I’m aware of these arguments, but this is a ‘split-the-difference’ negotiating tactic based on a faulty premise. It’s sort of like declaring that only the wealthy can fly because aircraft are expensive. But not everyone needs to own a private jet. The analogy in the legacy financial system would be consumers buying a cup of coffee using the SWIFT network directly.
There will inevitably be layering on Bitcoin, as analogous systems have done for centuries.
What’s interesting about rebuilding the SWIFT network? What happened to the vision of electronic cash?
The “electronic cash” envisioned by Satoshi is cash; it is not notes, scrip or bank credits. We have come to think of bank notes as cash, but they are actually contracts for debt. The note holder is owed something by the issuer. Cash is a commodity with certain properties that make it useful as money. Cash is largely gone from the world, and people cannot return to physical commodity money, as it cannot be moved online. Bitcoin is really our only option to guard against inflation, counterfeit, capital controls and high costs in general.
And given that bitcoin – lowercase b – is cash, and the blockchain is the definitive truth on where the money is, Bitcoin – uppercase B – is a settlement system. If it wasn’t, it must use something else for settlement – and that isn’t the case.

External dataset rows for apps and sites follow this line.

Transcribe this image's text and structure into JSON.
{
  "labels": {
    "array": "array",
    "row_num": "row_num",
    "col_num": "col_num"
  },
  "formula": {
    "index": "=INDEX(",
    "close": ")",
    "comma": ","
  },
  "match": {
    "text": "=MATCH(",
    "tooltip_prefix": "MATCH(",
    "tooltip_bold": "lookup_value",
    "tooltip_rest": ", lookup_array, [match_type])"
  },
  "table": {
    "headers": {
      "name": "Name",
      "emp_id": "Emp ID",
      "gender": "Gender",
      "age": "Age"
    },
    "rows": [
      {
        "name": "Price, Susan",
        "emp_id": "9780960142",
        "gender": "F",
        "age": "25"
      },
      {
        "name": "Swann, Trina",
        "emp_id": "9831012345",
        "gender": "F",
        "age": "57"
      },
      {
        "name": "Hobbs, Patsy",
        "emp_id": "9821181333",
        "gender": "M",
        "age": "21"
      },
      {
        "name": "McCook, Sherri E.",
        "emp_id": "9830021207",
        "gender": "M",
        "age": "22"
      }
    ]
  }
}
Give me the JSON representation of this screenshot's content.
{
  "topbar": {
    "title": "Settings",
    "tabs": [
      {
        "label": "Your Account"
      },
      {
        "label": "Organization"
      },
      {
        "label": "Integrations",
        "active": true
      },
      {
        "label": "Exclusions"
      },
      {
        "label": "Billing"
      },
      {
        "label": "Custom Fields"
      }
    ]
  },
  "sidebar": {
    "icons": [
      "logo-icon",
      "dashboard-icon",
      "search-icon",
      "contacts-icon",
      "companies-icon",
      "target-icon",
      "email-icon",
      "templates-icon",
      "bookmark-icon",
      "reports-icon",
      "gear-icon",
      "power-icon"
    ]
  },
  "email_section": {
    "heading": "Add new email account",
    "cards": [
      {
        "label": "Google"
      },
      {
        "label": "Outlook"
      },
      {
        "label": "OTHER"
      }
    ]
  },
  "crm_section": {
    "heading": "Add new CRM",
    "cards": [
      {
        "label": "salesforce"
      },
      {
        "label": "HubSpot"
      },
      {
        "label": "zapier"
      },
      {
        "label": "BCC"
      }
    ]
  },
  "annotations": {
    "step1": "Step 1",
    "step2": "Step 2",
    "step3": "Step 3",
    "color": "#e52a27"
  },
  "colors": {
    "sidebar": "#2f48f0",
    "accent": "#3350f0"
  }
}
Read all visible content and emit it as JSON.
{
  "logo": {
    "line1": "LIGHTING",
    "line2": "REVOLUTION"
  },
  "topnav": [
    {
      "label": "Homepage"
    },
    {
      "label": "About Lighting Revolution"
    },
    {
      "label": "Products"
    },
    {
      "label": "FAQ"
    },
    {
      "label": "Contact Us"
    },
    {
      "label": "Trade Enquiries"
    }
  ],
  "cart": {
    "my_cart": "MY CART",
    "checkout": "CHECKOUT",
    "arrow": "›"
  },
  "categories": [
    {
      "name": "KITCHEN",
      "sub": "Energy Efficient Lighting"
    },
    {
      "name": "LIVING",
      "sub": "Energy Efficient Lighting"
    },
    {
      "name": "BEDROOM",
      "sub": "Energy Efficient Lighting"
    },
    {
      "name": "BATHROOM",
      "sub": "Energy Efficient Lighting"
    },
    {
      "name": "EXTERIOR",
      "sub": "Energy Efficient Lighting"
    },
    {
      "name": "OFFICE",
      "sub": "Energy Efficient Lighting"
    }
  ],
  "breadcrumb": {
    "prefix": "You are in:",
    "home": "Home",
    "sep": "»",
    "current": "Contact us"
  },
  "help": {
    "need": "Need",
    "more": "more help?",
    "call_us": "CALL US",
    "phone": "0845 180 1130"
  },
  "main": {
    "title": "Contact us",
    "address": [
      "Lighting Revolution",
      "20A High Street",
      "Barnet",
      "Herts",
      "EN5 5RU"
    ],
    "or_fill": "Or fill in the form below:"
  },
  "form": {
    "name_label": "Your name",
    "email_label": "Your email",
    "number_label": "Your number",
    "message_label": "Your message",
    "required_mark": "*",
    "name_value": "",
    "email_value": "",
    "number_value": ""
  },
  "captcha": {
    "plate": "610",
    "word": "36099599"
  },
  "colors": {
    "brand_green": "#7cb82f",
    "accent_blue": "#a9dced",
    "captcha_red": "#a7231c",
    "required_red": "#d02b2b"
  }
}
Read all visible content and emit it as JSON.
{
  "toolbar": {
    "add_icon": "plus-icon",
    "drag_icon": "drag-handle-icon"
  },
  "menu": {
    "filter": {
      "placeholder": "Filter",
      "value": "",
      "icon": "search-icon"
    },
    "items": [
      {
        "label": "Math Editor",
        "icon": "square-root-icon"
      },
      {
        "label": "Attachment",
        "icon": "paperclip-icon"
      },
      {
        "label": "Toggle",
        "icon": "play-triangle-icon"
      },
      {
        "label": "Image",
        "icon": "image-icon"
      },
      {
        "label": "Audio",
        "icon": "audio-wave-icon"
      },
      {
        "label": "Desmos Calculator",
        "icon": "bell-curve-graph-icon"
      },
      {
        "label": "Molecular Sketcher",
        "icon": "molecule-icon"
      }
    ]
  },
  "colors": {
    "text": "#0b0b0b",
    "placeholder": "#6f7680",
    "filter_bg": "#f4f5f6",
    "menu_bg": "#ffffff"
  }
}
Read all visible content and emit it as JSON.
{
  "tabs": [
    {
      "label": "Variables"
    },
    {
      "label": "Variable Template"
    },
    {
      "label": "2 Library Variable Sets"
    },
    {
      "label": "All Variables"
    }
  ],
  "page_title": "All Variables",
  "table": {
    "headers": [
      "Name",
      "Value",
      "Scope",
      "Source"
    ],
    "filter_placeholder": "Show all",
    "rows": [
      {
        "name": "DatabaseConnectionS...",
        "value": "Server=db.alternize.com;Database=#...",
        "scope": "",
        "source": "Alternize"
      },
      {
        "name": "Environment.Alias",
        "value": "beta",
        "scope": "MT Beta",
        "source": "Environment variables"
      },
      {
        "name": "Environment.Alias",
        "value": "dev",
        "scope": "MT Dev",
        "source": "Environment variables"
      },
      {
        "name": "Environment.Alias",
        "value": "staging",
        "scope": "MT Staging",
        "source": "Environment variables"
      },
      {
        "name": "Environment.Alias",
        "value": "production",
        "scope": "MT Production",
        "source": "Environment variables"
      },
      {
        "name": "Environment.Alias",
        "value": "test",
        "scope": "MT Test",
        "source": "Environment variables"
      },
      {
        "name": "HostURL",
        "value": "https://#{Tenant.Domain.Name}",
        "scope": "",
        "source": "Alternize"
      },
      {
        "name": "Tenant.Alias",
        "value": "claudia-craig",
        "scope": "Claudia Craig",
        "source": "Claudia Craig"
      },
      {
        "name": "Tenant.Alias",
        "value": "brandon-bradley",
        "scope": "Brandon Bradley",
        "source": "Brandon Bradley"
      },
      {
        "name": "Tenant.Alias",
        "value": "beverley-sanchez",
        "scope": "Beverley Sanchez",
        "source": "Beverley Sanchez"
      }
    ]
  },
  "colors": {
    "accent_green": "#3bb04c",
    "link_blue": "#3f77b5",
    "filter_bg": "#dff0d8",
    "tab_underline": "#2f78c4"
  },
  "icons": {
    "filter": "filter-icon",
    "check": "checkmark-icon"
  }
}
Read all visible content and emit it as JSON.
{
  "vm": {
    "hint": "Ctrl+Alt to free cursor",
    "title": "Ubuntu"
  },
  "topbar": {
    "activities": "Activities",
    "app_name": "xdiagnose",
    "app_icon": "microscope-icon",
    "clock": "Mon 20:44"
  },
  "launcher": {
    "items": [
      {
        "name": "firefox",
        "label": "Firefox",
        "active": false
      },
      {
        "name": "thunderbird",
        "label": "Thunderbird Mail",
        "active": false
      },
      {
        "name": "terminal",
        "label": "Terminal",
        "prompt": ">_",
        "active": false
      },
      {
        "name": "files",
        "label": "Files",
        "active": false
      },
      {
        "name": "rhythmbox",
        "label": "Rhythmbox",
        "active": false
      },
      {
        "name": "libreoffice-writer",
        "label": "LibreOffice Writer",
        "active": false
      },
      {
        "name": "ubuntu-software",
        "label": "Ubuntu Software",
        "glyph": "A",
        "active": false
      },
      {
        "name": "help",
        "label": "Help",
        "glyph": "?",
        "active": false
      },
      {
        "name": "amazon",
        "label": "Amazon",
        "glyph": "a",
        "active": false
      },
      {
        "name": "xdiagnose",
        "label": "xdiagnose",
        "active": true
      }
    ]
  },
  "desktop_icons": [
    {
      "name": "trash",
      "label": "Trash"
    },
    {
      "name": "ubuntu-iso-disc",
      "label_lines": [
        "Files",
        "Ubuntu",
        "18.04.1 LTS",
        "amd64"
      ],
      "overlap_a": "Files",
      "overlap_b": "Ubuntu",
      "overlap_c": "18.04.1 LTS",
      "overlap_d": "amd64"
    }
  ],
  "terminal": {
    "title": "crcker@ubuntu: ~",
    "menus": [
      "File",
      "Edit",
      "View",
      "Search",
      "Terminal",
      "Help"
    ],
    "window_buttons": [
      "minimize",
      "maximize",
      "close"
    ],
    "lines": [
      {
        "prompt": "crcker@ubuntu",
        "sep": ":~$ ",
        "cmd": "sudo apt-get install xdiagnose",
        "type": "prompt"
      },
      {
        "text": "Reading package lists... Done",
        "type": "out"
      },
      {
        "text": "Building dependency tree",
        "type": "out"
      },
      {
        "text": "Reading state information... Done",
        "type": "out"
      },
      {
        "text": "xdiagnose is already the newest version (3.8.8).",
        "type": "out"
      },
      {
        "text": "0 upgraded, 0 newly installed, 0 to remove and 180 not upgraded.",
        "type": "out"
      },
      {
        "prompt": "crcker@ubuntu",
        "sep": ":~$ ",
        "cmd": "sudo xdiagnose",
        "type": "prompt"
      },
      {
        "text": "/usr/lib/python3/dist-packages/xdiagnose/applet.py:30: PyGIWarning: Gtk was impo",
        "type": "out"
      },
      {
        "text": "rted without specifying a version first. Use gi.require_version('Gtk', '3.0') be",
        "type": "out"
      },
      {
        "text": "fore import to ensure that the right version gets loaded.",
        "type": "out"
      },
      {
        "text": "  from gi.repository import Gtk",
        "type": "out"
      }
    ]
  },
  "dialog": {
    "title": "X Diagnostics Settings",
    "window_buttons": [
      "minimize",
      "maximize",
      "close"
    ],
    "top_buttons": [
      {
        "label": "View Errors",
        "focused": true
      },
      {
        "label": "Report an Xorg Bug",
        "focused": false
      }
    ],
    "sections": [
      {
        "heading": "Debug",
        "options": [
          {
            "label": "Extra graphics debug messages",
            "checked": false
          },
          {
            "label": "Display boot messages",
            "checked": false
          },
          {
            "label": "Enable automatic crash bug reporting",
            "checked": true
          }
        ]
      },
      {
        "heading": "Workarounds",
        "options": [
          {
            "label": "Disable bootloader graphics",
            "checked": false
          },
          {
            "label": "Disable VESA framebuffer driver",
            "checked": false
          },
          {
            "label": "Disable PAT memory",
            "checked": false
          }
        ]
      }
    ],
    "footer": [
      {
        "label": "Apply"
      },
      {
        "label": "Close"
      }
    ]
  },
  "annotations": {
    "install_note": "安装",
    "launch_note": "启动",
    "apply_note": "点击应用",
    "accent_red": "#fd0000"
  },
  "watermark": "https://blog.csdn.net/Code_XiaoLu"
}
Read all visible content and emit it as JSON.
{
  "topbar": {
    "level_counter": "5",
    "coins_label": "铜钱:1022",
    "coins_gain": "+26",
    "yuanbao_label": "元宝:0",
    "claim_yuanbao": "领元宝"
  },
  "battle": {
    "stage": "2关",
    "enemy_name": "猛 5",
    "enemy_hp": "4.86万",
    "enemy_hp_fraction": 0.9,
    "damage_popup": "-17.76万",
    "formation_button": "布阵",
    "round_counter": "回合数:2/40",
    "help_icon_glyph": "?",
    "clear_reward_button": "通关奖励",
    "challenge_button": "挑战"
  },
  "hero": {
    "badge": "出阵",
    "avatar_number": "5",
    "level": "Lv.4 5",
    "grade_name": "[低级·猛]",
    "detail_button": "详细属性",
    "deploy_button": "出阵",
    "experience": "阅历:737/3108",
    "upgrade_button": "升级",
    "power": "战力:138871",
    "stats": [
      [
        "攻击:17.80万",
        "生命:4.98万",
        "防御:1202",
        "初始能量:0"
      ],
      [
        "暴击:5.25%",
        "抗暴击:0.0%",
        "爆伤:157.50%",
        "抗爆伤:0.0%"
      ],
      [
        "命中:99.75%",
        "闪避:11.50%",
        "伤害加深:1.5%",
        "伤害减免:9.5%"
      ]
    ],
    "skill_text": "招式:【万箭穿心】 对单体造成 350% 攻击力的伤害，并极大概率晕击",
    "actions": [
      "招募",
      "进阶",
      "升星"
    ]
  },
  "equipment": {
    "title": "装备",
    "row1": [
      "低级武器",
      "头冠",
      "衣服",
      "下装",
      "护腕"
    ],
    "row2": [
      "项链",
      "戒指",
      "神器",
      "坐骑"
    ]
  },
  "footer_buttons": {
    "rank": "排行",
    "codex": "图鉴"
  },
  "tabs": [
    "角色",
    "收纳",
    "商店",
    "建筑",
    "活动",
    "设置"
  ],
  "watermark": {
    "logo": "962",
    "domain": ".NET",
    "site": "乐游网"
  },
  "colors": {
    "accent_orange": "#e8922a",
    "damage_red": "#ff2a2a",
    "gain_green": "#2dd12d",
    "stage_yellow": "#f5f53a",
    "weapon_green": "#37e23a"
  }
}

Some might take issue with this vision, but that’s because they imagine existing banks, financial institutions, and – most importantly – censorship. A global censorship-resistant settlement network is not like anything we’ve ever seen before. It is, indeed, the goal many people are working towards.
That system will allow people to buy their coffee with electronic cash, but Bitcoin will never carry every coffee purchase on-chain. Those who make the Visa-analogy either don’t understand how Visa works, or don’t understand how Bitcoin works. And let’s not kid ourselves: Users really don’t care how their transactions are cleared.
Rising fees might hurt Bitcoin startups as well.
Indeed, much of the block size argument is coming from outside of what I consider Bitcoin. Organizations that operate centralized services, like web-wallets and APIs. The more successful they are, the less decentralized Bitcoin becomes.
What people don’t seem to realize is that you can’t make money on Bitcoin in the way they are used to making money. A large part of the Bitcoin industry is fumbling around, burning off capital on stupid stuff. It’s a common pattern in a new industry, I think. It’s an interesting problem, profiting from a system that defies centralization and intermediaries, and that requires free software. … But Bitcoin doesn’t exist to be a profit vehicle for startups.
So how do you suggest Bitcoin move forward?
Fundamentally, the objective is human liberty. The perpetual ubiquity of decentralized money is necessary in advancing this goal. Individual users must validate their own money for Bitcoin to survive.
But this magnificent opportunity is falling away because it’s easier to use centralized services. It’s my desire to see developers contributing to the strength of Bitcoin, not inadvertently contributing to its demise. Libbitcoin is our contribution to helping them succeed.